§ **Task instructions**
Each record needs to be retyped exactly, though its pictures should not appear.

[[ Material for this exercise open ]]

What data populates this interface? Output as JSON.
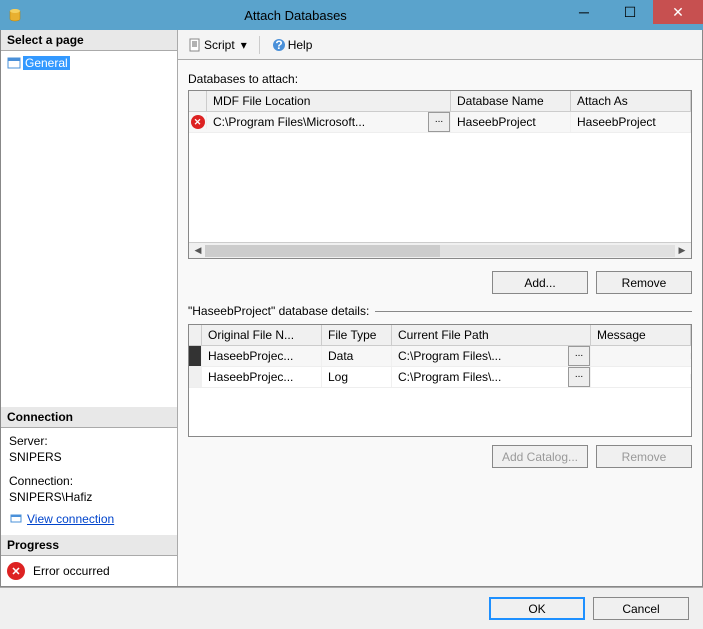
{
  "title": "Attach Databases",
  "sidebar": {
    "select_header": "Select a page",
    "page_general": "General",
    "connection_header": "Connection",
    "server_label": "Server:",
    "server_value": "SNIPERS",
    "conn_label": "Connection:",
    "conn_value": "SNIPERS\\Hafiz",
    "view_conn": "View connection",
    "progress_header": "Progress",
    "progress_status": "Error occurred"
  },
  "toolbar": {
    "script": "Script",
    "help": "Help"
  },
  "main": {
    "databases_label": "Databases to attach:",
    "grid1": {
      "headers": {
        "mdf": "MDF File Location",
        "dbname": "Database Name",
        "attach": "Attach As"
      },
      "row0": {
        "mdf": "C:\\Program Files\\Microsoft...",
        "dbname": "HaseebProject",
        "attach": "HaseebProject"
      }
    },
    "add": "Add...",
    "remove": "Remove",
    "details_label": "\"HaseebProject\" database details:",
    "grid2": {
      "headers": {
        "ofn": "Original File N...",
        "ft": "File Type",
        "cfp": "Current File Path",
        "msg": "Message"
      },
      "row0": {
        "ofn": "HaseebProjec...",
        "ft": "Data",
        "cfp": "C:\\Program Files\\..."
      },
      "row1": {
        "ofn": "HaseebProjec...",
        "ft": "Log",
        "cfp": "C:\\Program Files\\..."
      }
    },
    "add_catalog": "Add Catalog...",
    "remove2": "Remove"
  },
  "footer": {
    "ok": "OK",
    "cancel": "Cancel"
  }
}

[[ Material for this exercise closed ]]

§ **Answer section**
What data populates this interface? Output as JSON.
{
  "title": "Attach Databases",
  "sidebar": {
    "select_header": "Select a page",
    "page_general": "General",
    "connection_header": "Connection",
    "server_label": "Server:",
    "server_value": "SNIPERS",
    "conn_label": "Connection:",
    "conn_value": "SNIPERS\\Hafiz",
    "view_conn": "View connection",
    "progress_header": "Progress",
    "progress_status": "Error occurred"
  },
  "toolbar": {
    "script": "Script",
    "help": "Help"
  },
  "main": {
    "databases_label": "Databases to attach:",
    "grid1": {
      "headers": {
        "mdf": "MDF File Location",
        "dbname": "Database Name",
        "attach": "Attach As"
      },
      "row0": {
        "mdf": "C:\\Program Files\\Microsoft...",
        "dbname": "HaseebProject",
        "attach": "HaseebProject"
      }
    },
    "add": "Add...",
    "remove": "Remove",
    "details_label": "\"HaseebProject\" database details:",
    "grid2": {
      "headers": {
        "ofn": "Original File N...",
        "ft": "File Type",
        "cfp": "Current File Path",
        "msg": "Message"
      },
      "row0": {
        "ofn": "HaseebProjec...",
        "ft": "Data",
        "cfp": "C:\\Program Files\\..."
      },
      "row1": {
        "ofn": "HaseebProjec...",
        "ft": "Log",
        "cfp": "C:\\Program Files\\..."
      }
    },
    "add_catalog": "Add Catalog...",
    "remove2": "Remove"
  },
  "footer": {
    "ok": "OK",
    "cancel": "Cancel"
  }
}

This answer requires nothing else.